After arriving in the city to much fanfare from those who knew him, Jesus went to the Temple. It only makes sense that this is the first place he would go; it was the center of all religious activity. More personally, it was his Father's house. Imagine the disappointment he felt when we walked in and found a market place. I am sure that every Israelite who made the pilgrimage felt a similar disappointment. It may even be the same disappointment that seekers of God today feel when they walk into some of our churches.
In his authority Jesus stepped in and chased the marketers out and told everyone who was willing to listen:
"He said to them,'
Imagine how he feels about what we have done with his Church, our mentality of marketing, which has turned the Church into big business. We can justify it many different ways but we need to ask ourselves some honest questions about purpose, perspective, power, expectation. Then we need to look at what Jesus did after he cleansed the Temple:
"People who were blind and lame came to Jesus in the temple, and he healed them." (v 14)
In the days to follow Jesus will heal many more people and will teach great spiritual insights in the Temple. Today, we have turned our Churches into social work centers, running food programs, day cares, AA meetings, exercise groups and many other great programs, to show that the Church is relevant today. Yet, we fail to do what Jesus did.

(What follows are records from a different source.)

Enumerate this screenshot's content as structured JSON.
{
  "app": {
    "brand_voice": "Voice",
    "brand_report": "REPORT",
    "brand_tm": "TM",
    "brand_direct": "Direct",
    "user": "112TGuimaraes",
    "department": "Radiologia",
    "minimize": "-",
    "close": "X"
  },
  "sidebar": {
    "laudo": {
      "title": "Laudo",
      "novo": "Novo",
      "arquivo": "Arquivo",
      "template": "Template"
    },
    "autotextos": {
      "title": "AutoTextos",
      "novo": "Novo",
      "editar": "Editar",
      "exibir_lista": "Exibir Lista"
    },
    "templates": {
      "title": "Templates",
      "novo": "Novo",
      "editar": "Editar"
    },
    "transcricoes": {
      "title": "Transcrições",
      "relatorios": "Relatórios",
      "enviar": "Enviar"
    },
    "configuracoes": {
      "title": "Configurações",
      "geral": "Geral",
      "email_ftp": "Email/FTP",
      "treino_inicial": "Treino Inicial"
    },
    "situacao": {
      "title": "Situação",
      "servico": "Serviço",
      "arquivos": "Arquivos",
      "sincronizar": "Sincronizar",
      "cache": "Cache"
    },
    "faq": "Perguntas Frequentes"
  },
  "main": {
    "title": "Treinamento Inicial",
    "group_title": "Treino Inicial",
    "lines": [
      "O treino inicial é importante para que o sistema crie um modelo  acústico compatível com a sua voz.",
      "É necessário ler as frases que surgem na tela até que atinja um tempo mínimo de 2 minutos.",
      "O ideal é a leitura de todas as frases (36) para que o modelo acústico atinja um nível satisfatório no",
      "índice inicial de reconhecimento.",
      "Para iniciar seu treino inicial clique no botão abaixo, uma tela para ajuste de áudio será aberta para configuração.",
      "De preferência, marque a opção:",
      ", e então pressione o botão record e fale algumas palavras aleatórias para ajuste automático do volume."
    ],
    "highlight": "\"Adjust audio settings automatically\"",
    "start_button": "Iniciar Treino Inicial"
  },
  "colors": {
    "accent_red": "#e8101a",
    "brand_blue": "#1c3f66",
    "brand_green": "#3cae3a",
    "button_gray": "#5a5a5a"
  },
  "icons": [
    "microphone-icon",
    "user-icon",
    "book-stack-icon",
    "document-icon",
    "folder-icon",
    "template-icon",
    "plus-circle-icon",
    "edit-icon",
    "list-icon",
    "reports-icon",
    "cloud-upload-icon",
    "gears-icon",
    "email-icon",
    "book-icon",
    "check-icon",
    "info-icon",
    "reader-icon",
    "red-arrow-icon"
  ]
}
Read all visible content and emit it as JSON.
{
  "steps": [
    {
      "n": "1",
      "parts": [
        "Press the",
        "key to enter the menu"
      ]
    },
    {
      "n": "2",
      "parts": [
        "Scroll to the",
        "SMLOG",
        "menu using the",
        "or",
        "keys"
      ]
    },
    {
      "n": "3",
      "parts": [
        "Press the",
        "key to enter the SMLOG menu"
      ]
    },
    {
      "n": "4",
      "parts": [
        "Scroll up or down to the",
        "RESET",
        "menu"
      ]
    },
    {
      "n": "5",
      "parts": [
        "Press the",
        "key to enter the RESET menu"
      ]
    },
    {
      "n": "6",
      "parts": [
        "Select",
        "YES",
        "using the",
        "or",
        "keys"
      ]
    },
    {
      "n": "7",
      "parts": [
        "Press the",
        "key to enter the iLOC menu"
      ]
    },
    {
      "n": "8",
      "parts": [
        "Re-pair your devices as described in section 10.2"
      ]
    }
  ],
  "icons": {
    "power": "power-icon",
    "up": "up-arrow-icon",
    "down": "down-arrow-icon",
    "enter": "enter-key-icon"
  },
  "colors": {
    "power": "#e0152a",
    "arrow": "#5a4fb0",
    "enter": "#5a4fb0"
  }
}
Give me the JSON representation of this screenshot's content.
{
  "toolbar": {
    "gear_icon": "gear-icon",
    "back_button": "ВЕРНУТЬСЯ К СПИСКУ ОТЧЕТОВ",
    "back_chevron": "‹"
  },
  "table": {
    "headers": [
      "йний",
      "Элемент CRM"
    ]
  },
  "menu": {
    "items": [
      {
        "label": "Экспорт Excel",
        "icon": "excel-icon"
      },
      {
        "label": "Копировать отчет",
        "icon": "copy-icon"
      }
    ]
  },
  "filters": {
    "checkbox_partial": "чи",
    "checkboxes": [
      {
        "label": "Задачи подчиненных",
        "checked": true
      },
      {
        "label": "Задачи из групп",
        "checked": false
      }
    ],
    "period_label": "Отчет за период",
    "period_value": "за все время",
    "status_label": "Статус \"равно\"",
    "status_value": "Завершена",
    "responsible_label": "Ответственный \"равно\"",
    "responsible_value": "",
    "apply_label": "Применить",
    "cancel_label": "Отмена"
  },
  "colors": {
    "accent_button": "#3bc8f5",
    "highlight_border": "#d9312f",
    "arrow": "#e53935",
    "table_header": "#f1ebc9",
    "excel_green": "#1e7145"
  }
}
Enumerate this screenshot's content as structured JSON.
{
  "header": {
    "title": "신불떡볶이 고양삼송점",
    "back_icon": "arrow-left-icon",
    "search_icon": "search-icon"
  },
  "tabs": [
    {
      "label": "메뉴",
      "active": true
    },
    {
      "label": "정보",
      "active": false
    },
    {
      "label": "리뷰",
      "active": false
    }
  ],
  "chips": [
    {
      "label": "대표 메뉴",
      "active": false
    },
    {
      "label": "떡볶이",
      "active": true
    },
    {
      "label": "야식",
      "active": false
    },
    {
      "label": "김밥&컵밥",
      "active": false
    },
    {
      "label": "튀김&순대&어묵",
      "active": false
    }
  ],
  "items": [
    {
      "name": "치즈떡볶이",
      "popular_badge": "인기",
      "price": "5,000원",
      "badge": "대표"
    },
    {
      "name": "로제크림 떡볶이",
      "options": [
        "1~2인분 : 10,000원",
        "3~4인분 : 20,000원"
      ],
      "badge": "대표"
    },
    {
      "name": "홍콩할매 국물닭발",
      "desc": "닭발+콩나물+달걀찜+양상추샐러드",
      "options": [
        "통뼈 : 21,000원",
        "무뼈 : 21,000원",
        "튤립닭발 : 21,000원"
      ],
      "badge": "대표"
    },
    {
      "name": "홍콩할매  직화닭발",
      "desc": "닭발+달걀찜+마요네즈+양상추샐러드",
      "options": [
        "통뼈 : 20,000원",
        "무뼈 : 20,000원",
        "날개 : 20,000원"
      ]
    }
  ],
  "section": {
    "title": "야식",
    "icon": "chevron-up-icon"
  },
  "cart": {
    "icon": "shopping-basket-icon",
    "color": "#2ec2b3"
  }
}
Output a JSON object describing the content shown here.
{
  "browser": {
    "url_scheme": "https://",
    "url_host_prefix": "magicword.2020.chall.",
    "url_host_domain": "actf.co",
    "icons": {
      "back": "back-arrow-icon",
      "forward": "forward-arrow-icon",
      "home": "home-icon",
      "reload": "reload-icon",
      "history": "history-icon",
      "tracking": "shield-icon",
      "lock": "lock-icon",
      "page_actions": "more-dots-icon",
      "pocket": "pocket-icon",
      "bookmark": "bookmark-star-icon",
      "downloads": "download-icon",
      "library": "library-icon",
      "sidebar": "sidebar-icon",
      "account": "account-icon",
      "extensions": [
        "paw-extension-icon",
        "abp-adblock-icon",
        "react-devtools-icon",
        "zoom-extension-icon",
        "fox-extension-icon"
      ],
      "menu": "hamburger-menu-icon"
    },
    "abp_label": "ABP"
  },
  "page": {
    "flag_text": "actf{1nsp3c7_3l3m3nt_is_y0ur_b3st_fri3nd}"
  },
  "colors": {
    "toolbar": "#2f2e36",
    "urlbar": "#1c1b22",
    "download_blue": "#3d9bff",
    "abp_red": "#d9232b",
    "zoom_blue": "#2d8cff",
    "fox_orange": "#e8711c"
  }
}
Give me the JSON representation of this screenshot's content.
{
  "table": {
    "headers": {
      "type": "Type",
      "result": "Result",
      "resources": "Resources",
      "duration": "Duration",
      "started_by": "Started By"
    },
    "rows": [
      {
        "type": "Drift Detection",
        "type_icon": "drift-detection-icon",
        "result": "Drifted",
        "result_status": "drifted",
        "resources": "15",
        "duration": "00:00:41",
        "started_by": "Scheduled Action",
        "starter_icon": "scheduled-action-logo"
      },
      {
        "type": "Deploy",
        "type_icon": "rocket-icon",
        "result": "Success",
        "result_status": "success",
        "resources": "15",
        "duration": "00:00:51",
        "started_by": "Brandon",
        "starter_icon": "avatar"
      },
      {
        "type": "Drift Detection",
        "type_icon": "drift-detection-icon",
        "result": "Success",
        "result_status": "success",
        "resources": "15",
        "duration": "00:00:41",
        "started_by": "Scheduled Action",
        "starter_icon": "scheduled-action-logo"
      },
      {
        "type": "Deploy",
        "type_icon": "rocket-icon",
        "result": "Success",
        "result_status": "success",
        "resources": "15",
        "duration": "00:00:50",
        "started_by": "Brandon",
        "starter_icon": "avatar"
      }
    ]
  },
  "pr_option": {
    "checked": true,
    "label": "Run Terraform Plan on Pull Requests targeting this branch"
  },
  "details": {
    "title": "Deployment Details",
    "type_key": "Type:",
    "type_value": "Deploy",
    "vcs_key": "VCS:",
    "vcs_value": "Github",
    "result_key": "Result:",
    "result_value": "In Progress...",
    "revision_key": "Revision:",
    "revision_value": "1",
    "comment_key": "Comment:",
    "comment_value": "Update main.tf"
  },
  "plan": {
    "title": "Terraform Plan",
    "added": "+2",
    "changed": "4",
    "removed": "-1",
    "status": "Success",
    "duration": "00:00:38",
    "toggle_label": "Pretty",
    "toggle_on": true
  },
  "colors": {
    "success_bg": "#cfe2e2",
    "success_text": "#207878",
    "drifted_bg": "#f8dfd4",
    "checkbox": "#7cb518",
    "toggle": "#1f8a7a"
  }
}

We pray with people as a way of encouraging them, but we don't have people lining up to be healed. They don't come because we don't believe it happens. It is not that they don't believe; we don't believe. God's House, the Church, is no longer a house of prayer, where God moves and miracles happen. We are a place of business, managing our money, and meeting as many needs as we can within our means.
There is a difference between good stewardship and faithless business. People come seeking and they are disappointed with what they find. They are not looking for a group to help them with their hospital bills; they want healing. They are not looking for someone to call in their loneliness; they want the emptiness to be filled with Jesus. They don't want a long list of suicide prevention numbers; they want the spirit of depression to be cast out. They aren't looking for a floor show; they want to see God.